President Donald Trump’s decision last week to suspend U.S. funding for the World Health Organization could deter the continent’s ability to stamp out not only the coronavirus but other deadly diseases such as malaria and HIV/AIDS, a senior WHO official told VOA.
The U.S. is the main funder of WHO programs linked to malaria, polio and HIV/AIDS in Africa. Currently, the U.S. has pledged $400 million to the WHO’s $4.8 billion 2020-2021 budget.
While its pledges are mostly locked in for this year, WHO officials expect the U.S. funding suspension to start biting in 2021.
Michel Yao, emergency operations program manager at the WHO’s Regional Office for Africa, spoke to VOA via a messaging app.
“This support is what helps to provide technical support or even to have a technical position in a country. Some of them, a program like malaria, need to have continued support based in a WHO country office. So all these technical positions and also work that is required while convening experts to work on a specific guideline for a given disease, this also the funding was helping, and sometimes even some of the supplies on HIV issues. So, all of this, of course, will suffer if this gap is not covered," said Yao.
For COVID-19 prevention efforts, the WHO has repurposed many of its staff to deal with the outbreak. While money has been set aside for 2020, question marks hang over those roles for next year.
“In the case of COVID, some of these technical people have been repurposed. Of course, lots of them got their contracts extended but maybe from next year, if we don’t have enough funds then we’ll have to cut on staff. It will also affect [things] because some of them have been repurposed based on that. If this shortage continues it will definitely affect our HR plan for next year,” said Yao.
Yao denounced claims that the WHO was slow to respond to the coronavirus outbreak or that the organization has been too “China-centric.” He said a team of international experts was established January 1 and sent in early February to Wuhan, where the original outbreak occurred, to report on the scale and danger of the outbreak.
The WHO, in partnership with other U.N. agencies, has begun delivering personal, protective equipment around Africa by using Addis Ababa as its central cargo hub. World Food Program planes last week began delivering emergency health workers across the region.
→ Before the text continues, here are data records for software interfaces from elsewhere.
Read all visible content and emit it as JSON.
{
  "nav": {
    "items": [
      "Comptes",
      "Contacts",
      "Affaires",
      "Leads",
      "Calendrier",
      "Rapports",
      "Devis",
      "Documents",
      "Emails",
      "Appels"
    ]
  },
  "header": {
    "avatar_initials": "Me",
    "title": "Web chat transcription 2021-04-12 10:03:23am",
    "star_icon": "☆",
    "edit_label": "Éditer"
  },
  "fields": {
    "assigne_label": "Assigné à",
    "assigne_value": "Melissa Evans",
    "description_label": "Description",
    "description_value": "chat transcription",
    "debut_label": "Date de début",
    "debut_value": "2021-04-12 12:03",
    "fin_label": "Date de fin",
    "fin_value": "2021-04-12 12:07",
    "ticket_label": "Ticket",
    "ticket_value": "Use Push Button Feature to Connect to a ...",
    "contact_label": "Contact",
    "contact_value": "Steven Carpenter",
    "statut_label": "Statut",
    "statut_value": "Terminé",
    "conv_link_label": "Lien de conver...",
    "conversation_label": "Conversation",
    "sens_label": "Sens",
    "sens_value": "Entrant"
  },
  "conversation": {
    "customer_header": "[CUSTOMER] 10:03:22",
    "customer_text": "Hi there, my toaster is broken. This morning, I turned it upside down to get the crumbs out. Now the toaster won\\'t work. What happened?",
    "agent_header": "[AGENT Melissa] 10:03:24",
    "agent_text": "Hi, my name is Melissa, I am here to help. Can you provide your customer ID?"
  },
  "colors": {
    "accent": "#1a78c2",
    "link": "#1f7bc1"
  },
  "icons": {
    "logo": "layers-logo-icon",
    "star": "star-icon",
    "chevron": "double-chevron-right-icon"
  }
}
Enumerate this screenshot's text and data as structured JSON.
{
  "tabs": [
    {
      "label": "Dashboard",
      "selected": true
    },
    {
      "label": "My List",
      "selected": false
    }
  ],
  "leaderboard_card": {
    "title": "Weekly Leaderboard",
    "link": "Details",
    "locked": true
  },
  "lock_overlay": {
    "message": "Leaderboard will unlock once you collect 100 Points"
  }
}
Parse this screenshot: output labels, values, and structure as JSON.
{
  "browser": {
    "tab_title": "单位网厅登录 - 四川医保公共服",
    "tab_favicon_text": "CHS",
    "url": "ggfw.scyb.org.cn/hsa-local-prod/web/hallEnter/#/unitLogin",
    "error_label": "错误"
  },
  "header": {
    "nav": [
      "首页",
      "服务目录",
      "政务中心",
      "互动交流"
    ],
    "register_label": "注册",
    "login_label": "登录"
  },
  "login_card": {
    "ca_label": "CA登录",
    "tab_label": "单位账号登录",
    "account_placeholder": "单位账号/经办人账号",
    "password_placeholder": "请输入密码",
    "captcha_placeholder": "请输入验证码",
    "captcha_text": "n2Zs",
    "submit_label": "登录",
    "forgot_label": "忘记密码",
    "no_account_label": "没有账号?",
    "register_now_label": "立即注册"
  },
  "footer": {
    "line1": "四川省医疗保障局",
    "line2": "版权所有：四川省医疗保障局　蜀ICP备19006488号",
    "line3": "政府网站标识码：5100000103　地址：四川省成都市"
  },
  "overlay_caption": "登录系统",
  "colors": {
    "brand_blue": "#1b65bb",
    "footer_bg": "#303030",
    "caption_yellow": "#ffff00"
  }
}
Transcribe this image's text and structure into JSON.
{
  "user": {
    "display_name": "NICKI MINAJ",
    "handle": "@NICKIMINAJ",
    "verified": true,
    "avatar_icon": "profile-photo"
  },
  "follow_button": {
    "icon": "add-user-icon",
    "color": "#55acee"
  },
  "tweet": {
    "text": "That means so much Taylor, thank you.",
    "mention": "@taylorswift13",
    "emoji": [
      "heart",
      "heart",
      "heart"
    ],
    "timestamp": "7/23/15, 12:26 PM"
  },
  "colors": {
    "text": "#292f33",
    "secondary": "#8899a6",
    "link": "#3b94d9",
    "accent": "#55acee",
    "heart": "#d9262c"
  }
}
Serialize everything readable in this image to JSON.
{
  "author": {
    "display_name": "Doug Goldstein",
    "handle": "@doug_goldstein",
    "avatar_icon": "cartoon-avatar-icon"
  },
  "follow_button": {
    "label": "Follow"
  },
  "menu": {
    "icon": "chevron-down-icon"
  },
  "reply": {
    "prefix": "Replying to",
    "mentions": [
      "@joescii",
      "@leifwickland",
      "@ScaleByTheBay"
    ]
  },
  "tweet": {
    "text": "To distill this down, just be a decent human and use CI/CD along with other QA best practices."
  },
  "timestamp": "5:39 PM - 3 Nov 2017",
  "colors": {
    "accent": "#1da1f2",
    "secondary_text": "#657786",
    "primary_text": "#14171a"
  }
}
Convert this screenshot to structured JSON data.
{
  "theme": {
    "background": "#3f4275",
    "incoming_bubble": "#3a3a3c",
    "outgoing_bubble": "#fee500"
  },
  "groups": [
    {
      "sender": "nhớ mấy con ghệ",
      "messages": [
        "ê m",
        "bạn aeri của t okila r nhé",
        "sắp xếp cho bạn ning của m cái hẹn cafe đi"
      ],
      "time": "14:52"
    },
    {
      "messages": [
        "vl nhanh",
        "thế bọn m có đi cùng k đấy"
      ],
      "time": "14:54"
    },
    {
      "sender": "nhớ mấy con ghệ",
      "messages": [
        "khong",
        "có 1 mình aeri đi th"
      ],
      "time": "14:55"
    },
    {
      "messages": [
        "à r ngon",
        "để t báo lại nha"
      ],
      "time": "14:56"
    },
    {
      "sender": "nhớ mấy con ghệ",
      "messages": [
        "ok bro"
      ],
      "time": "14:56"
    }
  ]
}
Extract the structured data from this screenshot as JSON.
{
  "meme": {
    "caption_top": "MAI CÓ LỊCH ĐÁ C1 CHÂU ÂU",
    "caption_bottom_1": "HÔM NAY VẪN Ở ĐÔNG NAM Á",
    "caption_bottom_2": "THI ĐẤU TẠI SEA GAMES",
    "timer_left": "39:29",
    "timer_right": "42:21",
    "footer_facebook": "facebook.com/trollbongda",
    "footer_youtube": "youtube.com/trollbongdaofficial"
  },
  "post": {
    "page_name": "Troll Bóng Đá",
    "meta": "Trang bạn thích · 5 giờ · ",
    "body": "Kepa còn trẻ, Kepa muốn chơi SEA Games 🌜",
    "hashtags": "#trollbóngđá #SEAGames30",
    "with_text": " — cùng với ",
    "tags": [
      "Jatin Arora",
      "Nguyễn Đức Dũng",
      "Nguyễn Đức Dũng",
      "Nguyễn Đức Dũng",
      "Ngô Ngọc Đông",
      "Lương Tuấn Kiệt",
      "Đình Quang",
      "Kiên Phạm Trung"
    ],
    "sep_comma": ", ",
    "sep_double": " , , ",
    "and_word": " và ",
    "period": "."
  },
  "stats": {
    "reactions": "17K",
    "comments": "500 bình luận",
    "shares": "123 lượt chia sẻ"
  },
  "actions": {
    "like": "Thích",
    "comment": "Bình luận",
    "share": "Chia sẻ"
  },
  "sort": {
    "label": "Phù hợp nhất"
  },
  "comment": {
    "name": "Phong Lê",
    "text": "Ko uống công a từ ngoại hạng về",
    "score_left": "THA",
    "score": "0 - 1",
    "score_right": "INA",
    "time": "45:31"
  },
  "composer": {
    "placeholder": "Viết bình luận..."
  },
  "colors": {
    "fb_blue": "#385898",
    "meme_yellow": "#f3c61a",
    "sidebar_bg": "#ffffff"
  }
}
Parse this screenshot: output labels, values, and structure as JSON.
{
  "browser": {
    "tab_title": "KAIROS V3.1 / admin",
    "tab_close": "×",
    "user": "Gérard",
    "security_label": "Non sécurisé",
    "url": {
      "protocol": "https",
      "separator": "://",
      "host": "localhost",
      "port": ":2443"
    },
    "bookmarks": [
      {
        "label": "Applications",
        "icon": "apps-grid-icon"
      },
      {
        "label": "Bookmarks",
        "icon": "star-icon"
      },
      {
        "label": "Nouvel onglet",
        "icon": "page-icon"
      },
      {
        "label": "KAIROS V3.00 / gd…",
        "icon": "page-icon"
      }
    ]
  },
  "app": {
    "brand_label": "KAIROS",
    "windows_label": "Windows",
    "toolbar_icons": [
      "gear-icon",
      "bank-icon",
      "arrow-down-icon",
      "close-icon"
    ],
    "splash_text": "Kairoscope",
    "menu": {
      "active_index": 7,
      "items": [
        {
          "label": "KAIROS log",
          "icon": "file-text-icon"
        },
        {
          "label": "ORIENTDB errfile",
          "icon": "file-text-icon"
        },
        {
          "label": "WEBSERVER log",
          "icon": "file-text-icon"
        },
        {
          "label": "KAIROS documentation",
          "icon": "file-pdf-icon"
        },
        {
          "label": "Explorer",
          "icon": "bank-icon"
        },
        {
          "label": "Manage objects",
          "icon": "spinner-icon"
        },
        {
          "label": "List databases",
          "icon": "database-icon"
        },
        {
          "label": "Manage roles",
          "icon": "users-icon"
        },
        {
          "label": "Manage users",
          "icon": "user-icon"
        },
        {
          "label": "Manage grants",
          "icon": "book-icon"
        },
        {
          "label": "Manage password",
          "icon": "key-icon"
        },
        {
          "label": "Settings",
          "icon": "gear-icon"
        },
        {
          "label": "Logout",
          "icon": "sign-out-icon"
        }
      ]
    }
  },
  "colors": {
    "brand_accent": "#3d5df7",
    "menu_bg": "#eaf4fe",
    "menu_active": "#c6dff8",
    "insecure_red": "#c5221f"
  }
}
But a sheer lack of basic and technical equipment such as ventilators and clinical care beds are troubling many policymakers in the region. John Nkengasong, director of the Africa CDC, told reporters last week that at least 10 countries in Africa have no ventilators whatsoever.
Another major concern for health authorities in Africa is the impact the COVID-19 crisis will have on other diseases. According to the WHO, Guinea, Ethiopia, South Sudan and Chad have already postponed mass vaccination campaigns for measles that were due to take place between March and June.
The WHO fears it will see vaccine-preventable diseases like measles, rubella, polio and diphtheria become more commonplace.